While the Issue Brief format is fairly fluid, most Issue Briefs will include an Introduction/Overview; Key Points or Results/Findings; Recommendations or Policy Implications/Future Directions; and 2-3 highlighted sentences that summarize the Brief. Issue Briefs are approximately 1,000 words (not including references). Click here for an example of an Issue Brief.
Research in the Works: This product describes new and/or ongoing research focused on adults and/or children and parental mental illness. Research in the Works are typically one page, and provide an overview of research aims, methods, and goals of the research. Click here for an example of a Research in the Works.
Research You Can Use: This product focuses on research findings that can be used in real world settings. Research You Can Use products are typically one page and highlight 3-5 research findings that are relevant for use by a particular audience (e.g., clinicians or parents living with mental illness). Click here for an example of a Research You Can Use.
Tip Sheets: This product is dedicated to tools and worksheets relevant to stakeholders dedicated to adults and/or children living in families experiencing parental mental illness. Click here for an example of a Tip Sheet.
When developing a product for the Journal of Parent and Family Mental Health, you can decide your target audience.
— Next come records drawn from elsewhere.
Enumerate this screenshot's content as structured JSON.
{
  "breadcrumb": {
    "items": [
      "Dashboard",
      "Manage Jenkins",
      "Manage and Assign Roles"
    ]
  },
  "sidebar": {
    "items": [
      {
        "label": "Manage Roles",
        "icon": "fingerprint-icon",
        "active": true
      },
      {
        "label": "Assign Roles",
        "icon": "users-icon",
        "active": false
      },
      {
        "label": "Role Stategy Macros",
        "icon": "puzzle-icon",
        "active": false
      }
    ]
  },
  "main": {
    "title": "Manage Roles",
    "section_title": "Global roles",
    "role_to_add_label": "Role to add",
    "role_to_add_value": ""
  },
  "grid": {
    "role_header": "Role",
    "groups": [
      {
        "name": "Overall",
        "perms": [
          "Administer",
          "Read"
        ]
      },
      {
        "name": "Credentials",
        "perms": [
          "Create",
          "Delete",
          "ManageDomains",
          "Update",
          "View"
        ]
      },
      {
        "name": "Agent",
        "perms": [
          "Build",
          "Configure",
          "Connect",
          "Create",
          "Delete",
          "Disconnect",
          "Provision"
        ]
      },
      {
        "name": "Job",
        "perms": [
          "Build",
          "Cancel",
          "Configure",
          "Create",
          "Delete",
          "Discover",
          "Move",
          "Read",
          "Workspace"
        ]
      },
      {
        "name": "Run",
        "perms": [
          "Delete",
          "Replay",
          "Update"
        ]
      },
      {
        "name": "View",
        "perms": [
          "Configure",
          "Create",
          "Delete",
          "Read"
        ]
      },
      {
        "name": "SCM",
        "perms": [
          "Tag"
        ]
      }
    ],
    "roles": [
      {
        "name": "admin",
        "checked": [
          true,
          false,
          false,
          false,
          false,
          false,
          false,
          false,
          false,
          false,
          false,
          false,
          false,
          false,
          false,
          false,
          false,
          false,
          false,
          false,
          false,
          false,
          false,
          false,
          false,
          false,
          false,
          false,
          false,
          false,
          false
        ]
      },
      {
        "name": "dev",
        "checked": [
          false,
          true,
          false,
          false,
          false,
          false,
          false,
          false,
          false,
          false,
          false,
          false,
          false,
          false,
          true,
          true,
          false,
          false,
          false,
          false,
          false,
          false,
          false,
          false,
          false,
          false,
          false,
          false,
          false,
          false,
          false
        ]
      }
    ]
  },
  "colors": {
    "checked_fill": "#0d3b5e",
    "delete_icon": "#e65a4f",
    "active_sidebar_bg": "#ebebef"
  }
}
Suggested target audiences include:
- Mental health providers and clinicians
- Peer professionals
- Individuals with lived mental health experience
- Family members of individuals with lived mental health experience
- Advocacy groups
- Mental health researchers
- Mental health administrators and policy-makers
Formatting and other Considerations
- The manuscript must be submitted as a Microsoft Word file or a Rich Text Format (RTF) file.
- Please use APA style for bibliography and in-text references (author, year).
- You are encouraged to use bulleted items and lists whenever possible
- Identify 1-2 quotes from the Brief that can be highlighted during formatting
- Use of graphs or charts to highlight findings is encouraged
- Use plain language strategies